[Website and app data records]
☆ ☆ ☆ ☆ ☆

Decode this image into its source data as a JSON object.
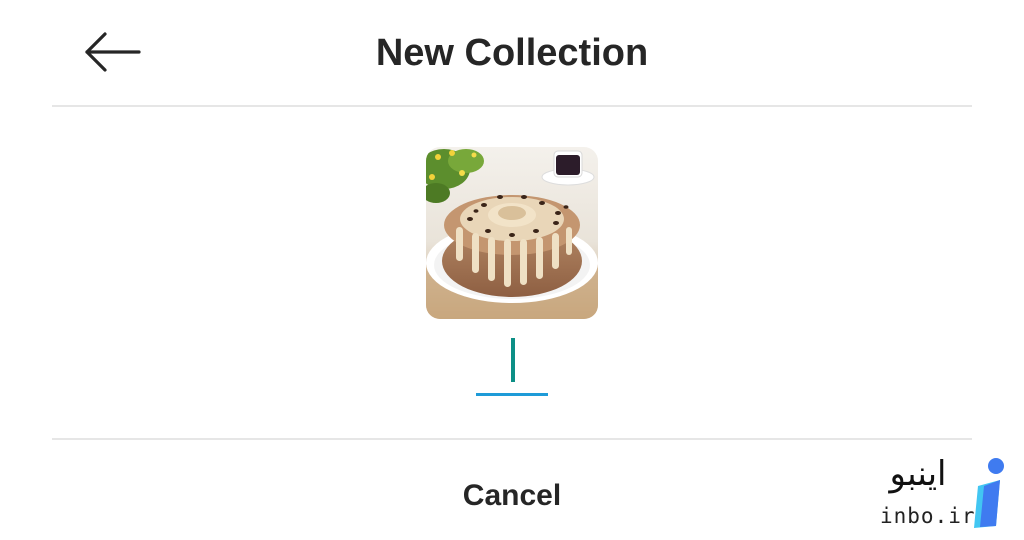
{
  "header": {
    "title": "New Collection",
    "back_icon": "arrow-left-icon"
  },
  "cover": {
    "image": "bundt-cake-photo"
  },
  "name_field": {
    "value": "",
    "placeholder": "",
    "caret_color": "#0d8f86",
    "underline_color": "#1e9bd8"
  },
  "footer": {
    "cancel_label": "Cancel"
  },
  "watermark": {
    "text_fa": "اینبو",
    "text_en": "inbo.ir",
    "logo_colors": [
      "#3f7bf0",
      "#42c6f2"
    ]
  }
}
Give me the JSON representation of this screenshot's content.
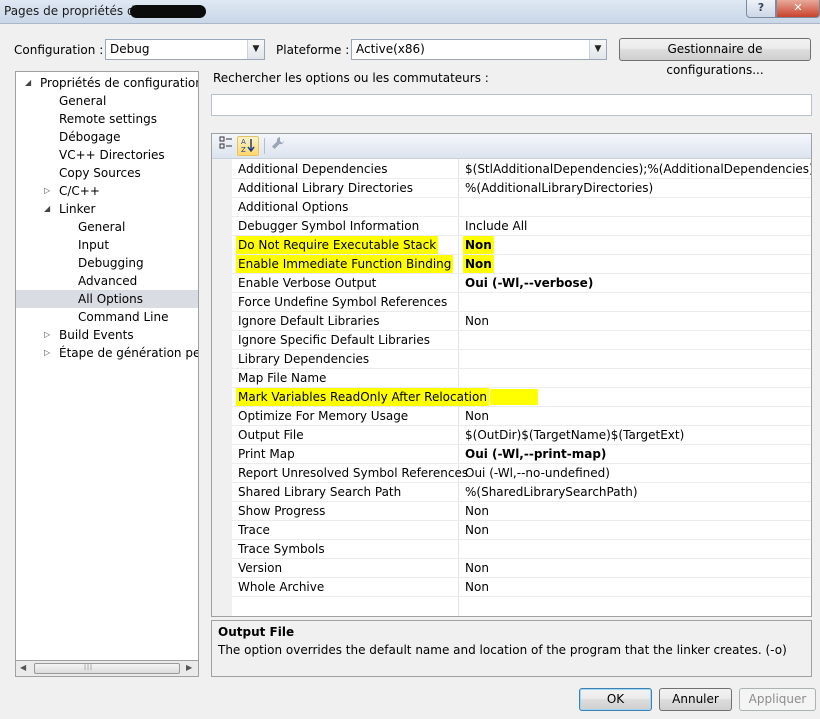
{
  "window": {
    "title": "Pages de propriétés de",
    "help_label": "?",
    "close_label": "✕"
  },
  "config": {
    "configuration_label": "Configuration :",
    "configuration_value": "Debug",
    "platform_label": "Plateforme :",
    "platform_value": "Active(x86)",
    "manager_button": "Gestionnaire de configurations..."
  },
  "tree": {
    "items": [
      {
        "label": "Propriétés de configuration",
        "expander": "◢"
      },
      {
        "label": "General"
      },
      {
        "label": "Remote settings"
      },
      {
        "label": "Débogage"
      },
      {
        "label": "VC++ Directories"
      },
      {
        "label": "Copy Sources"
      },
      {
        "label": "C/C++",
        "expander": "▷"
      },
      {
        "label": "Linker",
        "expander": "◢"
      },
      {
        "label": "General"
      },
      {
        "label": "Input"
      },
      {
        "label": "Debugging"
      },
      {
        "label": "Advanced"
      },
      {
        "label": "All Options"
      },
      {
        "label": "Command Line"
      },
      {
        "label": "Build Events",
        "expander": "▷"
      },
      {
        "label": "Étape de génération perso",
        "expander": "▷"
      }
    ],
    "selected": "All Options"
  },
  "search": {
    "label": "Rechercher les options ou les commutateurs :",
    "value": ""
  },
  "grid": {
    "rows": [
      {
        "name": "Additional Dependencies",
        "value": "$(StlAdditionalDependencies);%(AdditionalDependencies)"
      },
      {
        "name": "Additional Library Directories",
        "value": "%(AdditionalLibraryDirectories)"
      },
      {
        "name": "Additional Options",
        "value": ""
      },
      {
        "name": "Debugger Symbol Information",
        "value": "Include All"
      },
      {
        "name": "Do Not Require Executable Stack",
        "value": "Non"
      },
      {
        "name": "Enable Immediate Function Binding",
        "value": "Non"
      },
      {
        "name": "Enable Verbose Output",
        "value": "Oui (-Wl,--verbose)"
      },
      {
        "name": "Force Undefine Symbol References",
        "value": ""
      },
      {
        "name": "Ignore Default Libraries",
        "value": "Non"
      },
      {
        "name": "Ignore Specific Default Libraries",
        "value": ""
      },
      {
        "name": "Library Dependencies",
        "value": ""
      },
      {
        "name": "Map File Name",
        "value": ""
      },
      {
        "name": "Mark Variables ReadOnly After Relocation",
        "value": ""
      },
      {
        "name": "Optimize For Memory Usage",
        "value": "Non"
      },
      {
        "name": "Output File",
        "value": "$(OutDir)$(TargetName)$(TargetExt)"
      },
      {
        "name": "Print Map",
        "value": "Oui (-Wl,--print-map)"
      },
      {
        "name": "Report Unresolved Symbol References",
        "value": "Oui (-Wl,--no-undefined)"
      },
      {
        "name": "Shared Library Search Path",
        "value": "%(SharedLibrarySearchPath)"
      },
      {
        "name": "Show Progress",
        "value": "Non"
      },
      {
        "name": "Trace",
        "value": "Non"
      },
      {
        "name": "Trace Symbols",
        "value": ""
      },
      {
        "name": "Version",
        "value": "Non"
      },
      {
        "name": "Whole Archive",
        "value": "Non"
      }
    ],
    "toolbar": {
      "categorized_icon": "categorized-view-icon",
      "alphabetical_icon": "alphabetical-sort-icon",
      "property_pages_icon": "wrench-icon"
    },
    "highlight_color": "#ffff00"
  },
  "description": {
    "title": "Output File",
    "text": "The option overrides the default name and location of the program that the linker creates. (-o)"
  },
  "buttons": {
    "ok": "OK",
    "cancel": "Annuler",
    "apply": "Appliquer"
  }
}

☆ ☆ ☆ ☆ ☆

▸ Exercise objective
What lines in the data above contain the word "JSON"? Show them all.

▸ Solution for this problem
Decode this image into its source data as a JSON object.
Give me the JSON representation of this screenshot's content.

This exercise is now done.